Whenever I run into old friends, family members or associates I haven’t seen in a certain amount of time, we both obviously have a keen interest to know what the other has been up to.
My queries are of a general nature; I like to give them the opportunity to choose what details to divulge. “What have you been doing?” “Anything new in your life?”
So why don’t people extend the same courtesy to me? Forget questions about how I am coming along in my Italian language lessons. Don’t bother asking how my recent trip around Europe turned out. I recently graduated with a Master’s degree but apparently that is not that interesting. No, no, no, instead they jump right into that one personal and considered ‘meaningful question’: Have you got a boyfriend yet?

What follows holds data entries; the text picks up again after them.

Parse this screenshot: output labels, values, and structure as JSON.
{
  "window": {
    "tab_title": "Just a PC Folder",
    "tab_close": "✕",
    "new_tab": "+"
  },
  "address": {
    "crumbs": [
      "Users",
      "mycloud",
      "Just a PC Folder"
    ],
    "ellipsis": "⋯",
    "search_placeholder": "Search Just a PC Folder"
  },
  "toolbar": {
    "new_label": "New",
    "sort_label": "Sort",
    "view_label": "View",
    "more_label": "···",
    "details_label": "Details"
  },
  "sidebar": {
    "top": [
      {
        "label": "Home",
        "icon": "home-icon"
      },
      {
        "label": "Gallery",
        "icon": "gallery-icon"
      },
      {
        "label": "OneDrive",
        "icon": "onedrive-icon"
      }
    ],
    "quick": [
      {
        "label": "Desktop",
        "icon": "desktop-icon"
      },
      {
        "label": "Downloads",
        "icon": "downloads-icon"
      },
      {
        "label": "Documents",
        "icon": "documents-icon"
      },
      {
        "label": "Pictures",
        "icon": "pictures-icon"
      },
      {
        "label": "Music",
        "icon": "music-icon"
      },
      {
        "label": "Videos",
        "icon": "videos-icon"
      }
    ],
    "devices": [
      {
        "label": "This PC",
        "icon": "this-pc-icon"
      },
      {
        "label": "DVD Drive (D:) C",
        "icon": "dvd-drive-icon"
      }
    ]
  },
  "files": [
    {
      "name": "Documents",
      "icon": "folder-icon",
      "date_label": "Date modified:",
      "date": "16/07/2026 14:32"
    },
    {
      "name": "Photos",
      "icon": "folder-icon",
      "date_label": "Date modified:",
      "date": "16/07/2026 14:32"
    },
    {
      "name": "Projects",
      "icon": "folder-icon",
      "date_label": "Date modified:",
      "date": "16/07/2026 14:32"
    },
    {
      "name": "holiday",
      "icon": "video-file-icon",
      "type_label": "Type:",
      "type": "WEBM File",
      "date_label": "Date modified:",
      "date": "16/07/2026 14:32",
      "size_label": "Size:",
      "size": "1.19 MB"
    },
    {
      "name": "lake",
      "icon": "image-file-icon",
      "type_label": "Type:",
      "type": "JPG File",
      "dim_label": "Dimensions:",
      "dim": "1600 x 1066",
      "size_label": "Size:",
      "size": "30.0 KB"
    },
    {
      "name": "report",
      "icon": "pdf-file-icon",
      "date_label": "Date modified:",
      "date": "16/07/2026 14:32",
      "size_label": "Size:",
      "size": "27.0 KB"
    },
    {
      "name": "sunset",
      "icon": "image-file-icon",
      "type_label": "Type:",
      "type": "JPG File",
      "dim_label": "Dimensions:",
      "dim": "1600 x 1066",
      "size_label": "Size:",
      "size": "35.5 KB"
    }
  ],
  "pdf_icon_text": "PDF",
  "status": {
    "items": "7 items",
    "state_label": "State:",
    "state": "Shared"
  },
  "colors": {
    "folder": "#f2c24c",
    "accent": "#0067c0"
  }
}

Why is this the first question on everyone’s lips? Why is it that when I reply “No”, I get the head tilt, the pitied eyes and the sad smile. “Don’t worry, you’ll find someone”. Um, did I say I was worried? Do I look worried? Does it seem to you that I am so despondent by not having a boyfriend that I cannot function?
My single status is a choice, not a mutant string of leprosy. Aside from the obvious annoyance at being pitied for something that is my choice, I am often left wondering why, in a post-feminist world, my personal and academic achievements are constantly being overlooked for something as trivial as whether or not I have someone to share the cooking, the laundry and the household bills with.
Is the only time we single ladies can be celebrated aloud when Beyonce sings about us? Stand in the middle of a crowded dance-floor when that song plays and we all proudly ‘put our hands up’. But as soon as the lights come back on, all of the attached women lower their arms from a triumphant fist pump into a mocking point.
So why the focus on partnership? People argue that it is an inherent part of humanity. Plato wrote that according to Greek Mythology, humans were initially created with four arms, four legs and a head with two faces and, fearing their power, the god Zeus split them in two, condemning them to spend their lives searching for their other half.